Website and app data records
=== Begin Enclosure ===

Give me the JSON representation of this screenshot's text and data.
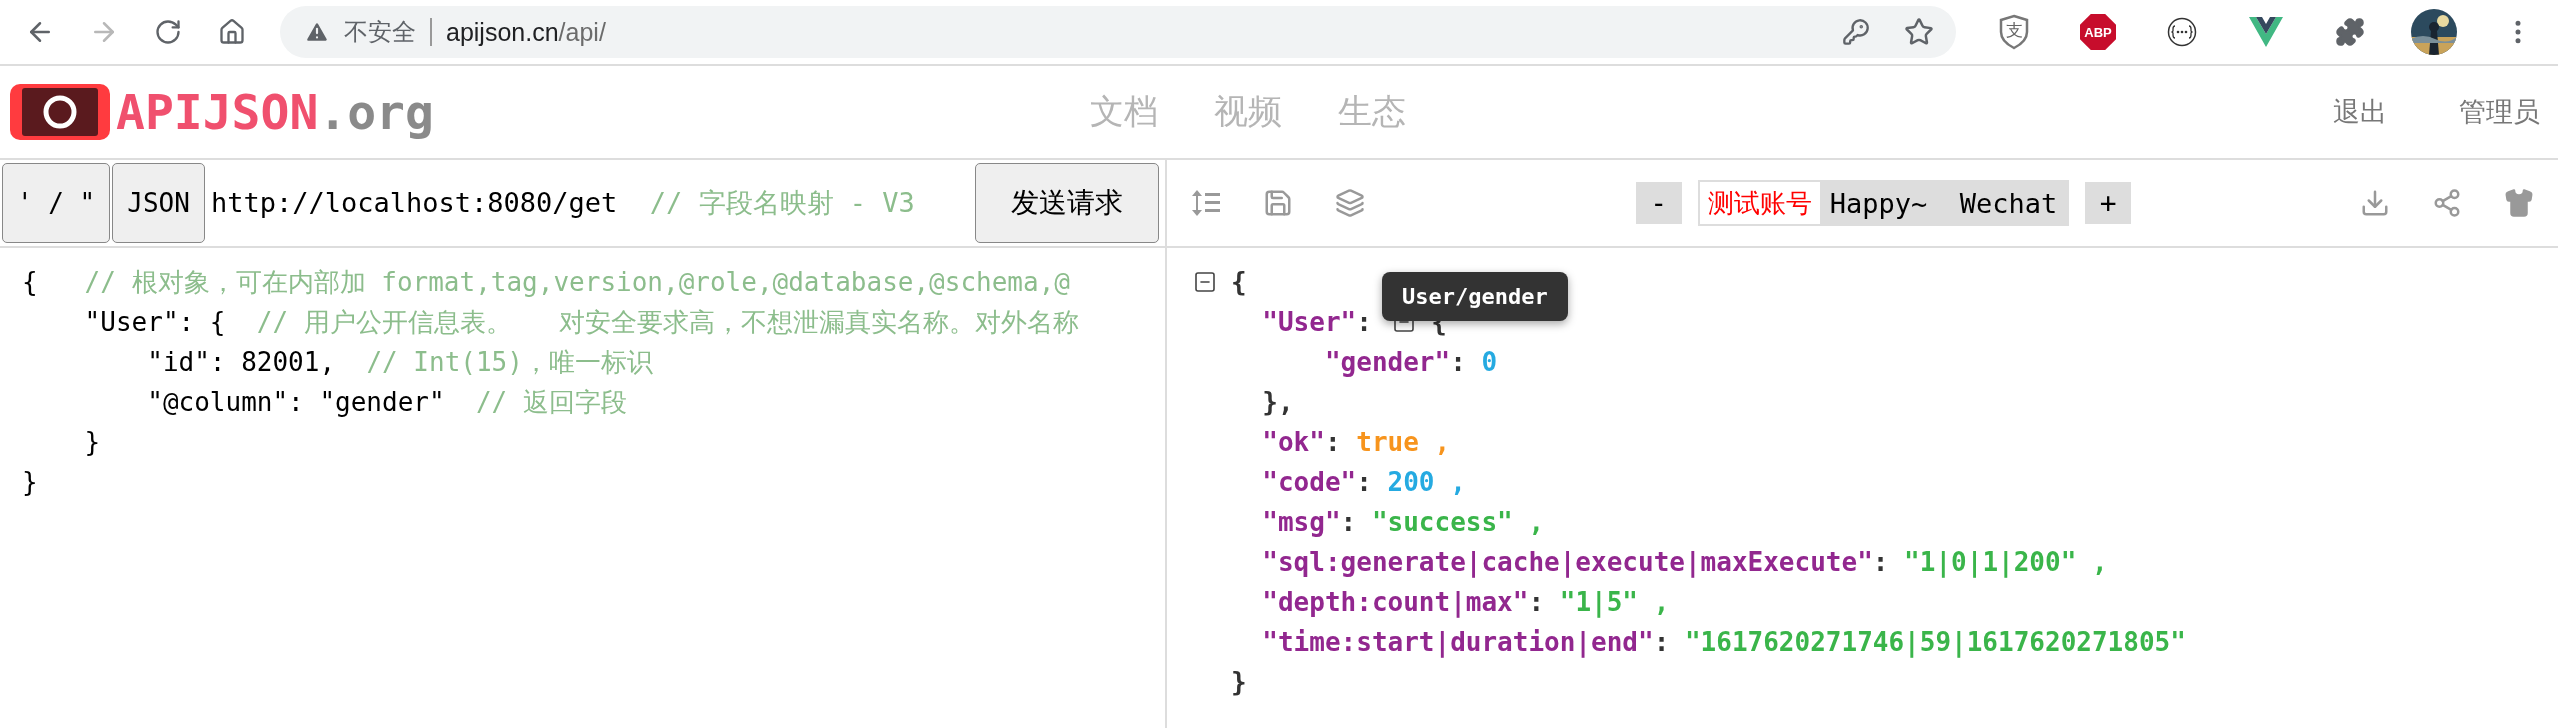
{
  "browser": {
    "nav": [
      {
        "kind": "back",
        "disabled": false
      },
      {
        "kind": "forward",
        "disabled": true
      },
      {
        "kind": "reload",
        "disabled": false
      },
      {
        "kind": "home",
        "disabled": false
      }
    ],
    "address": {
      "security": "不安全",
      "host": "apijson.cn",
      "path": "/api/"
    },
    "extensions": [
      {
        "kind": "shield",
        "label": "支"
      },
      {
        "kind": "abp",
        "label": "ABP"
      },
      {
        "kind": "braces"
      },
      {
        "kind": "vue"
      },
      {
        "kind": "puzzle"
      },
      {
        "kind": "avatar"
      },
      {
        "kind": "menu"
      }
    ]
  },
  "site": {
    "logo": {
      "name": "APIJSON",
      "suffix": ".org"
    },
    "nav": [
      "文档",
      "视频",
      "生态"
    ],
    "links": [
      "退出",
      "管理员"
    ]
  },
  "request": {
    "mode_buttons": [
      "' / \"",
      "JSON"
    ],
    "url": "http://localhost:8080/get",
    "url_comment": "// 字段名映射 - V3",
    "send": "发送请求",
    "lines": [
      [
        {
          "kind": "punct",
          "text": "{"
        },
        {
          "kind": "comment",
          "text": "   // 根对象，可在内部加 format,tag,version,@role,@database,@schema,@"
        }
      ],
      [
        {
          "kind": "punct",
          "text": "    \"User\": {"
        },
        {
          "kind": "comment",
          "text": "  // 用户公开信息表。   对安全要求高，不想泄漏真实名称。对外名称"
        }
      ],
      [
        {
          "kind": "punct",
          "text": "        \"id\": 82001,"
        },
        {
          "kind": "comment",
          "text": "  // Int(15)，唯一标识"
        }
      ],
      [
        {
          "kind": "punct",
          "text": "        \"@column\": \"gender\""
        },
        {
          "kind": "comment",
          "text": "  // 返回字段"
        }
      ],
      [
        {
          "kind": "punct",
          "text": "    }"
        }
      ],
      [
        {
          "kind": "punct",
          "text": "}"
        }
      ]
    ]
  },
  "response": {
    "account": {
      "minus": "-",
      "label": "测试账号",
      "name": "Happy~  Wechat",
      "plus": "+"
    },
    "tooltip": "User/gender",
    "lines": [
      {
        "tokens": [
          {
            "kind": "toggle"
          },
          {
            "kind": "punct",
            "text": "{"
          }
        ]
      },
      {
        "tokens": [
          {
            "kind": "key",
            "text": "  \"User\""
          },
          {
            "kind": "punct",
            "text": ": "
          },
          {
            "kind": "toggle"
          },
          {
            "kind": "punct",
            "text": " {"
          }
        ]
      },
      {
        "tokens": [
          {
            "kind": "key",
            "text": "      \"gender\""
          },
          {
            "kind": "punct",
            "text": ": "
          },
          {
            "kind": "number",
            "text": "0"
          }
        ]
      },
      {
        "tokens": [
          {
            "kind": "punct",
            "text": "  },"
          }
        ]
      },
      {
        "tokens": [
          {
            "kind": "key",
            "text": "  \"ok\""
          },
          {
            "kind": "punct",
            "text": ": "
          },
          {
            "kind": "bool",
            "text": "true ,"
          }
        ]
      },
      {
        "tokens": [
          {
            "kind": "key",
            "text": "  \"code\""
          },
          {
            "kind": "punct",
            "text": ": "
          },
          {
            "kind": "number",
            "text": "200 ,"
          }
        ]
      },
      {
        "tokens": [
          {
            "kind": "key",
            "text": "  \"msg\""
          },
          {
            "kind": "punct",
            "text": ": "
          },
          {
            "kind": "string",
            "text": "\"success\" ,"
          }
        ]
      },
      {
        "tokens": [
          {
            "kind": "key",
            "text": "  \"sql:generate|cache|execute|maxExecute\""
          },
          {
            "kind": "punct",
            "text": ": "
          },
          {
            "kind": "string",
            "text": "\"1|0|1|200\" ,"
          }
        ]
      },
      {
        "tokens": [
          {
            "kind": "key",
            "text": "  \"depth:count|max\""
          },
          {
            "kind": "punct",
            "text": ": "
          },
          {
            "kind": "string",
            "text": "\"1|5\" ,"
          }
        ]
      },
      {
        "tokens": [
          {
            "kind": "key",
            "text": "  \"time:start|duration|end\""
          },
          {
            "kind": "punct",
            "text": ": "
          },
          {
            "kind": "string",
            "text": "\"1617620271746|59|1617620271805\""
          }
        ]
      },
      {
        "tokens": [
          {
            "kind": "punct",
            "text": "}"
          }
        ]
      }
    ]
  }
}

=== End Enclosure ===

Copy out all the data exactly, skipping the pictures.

Give me the JSON representation of this screenshot's text and data.
{
  "browser": {
    "nav": [
      {
        "kind": "back",
        "disabled": false
      },
      {
        "kind": "forward",
        "disabled": true
      },
      {
        "kind": "reload",
        "disabled": false
      },
      {
        "kind": "home",
        "disabled": false
      }
    ],
    "address": {
      "security": "不安全",
      "host": "apijson.cn",
      "path": "/api/"
    },
    "extensions": [
      {
        "kind": "shield",
        "label": "支"
      },
      {
        "kind": "abp",
        "label": "ABP"
      },
      {
        "kind": "braces"
      },
      {
        "kind": "vue"
      },
      {
        "kind": "puzzle"
      },
      {
        "kind": "avatar"
      },
      {
        "kind": "menu"
      }
    ]
  },
  "site": {
    "logo": {
      "name": "APIJSON",
      "suffix": ".org"
    },
    "nav": [
      "文档",
      "视频",
      "生态"
    ],
    "links": [
      "退出",
      "管理员"
    ]
  },
  "request": {
    "mode_buttons": [
      "' / \"",
      "JSON"
    ],
    "url": "http://localhost:8080/get",
    "url_comment": "// 字段名映射 - V3",
    "send": "发送请求",
    "lines": [
      [
        {
          "kind": "punct",
          "text": "{"
        },
        {
          "kind": "comment",
          "text": "   // 根对象，可在内部加 format,tag,version,@role,@database,@schema,@"
        }
      ],
      [
        {
          "kind": "punct",
          "text": "    \"User\": {"
        },
        {
          "kind": "comment",
          "text": "  // 用户公开信息表。   对安全要求高，不想泄漏真实名称。对外名称"
        }
      ],
      [
        {
          "kind": "punct",
          "text": "        \"id\": 82001,"
        },
        {
          "kind": "comment",
          "text": "  // Int(15)，唯一标识"
        }
      ],
      [
        {
          "kind": "punct",
          "text": "        \"@column\": \"gender\""
        },
        {
          "kind": "comment",
          "text": "  // 返回字段"
        }
      ],
      [
        {
          "kind": "punct",
          "text": "    }"
        }
      ],
      [
        {
          "kind": "punct",
          "text": "}"
        }
      ]
    ]
  },
  "response": {
    "account": {
      "minus": "-",
      "label": "测试账号",
      "name": "Happy~  Wechat",
      "plus": "+"
    },
    "tooltip": "User/gender",
    "lines": [
      {
        "tokens": [
          {
            "kind": "toggle"
          },
          {
            "kind": "punct",
            "text": "{"
          }
        ]
      },
      {
        "tokens": [
          {
            "kind": "key",
            "text": "  \"User\""
          },
          {
            "kind": "punct",
            "text": ": "
          },
          {
            "kind": "toggle"
          },
          {
            "kind": "punct",
            "text": " {"
          }
        ]
      },
      {
        "tokens": [
          {
            "kind": "key",
            "text": "      \"gender\""
          },
          {
            "kind": "punct",
            "text": ": "
          },
          {
            "kind": "number",
            "text": "0"
          }
        ]
      },
      {
        "tokens": [
          {
            "kind": "punct",
            "text": "  },"
          }
        ]
      },
      {
        "tokens": [
          {
            "kind": "key",
            "text": "  \"ok\""
          },
          {
            "kind": "punct",
            "text": ": "
          },
          {
            "kind": "bool",
            "text": "true ,"
          }
        ]
      },
      {
        "tokens": [
          {
            "kind": "key",
            "text": "  \"code\""
          },
          {
            "kind": "punct",
            "text": ": "
          },
          {
            "kind": "number",
            "text": "200 ,"
          }
        ]
      },
      {
        "tokens": [
          {
            "kind": "key",
            "text": "  \"msg\""
          },
          {
            "kind": "punct",
            "text": ": "
          },
          {
            "kind": "string",
            "text": "\"success\" ,"
          }
        ]
      },
      {
        "tokens": [
          {
            "kind": "key",
            "text": "  \"sql:generate|cache|execute|maxExecute\""
          },
          {
            "kind": "punct",
            "text": ": "
          },
          {
            "kind": "string",
            "text": "\"1|0|1|200\" ,"
          }
        ]
      },
      {
        "tokens": [
          {
            "kind": "key",
            "text": "  \"depth:count|max\""
          },
          {
            "kind": "punct",
            "text": ": "
          },
          {
            "kind": "string",
            "text": "\"1|5\" ,"
          }
        ]
      },
      {
        "tokens": [
          {
            "kind": "key",
            "text": "  \"time:start|duration|end\""
          },
          {
            "kind": "punct",
            "text": ": "
          },
          {
            "kind": "string",
            "text": "\"1617620271746|59|1617620271805\""
          }
        ]
      },
      {
        "tokens": [
          {
            "kind": "punct",
            "text": "}"
          }
        ]
      }
    ]
  }
}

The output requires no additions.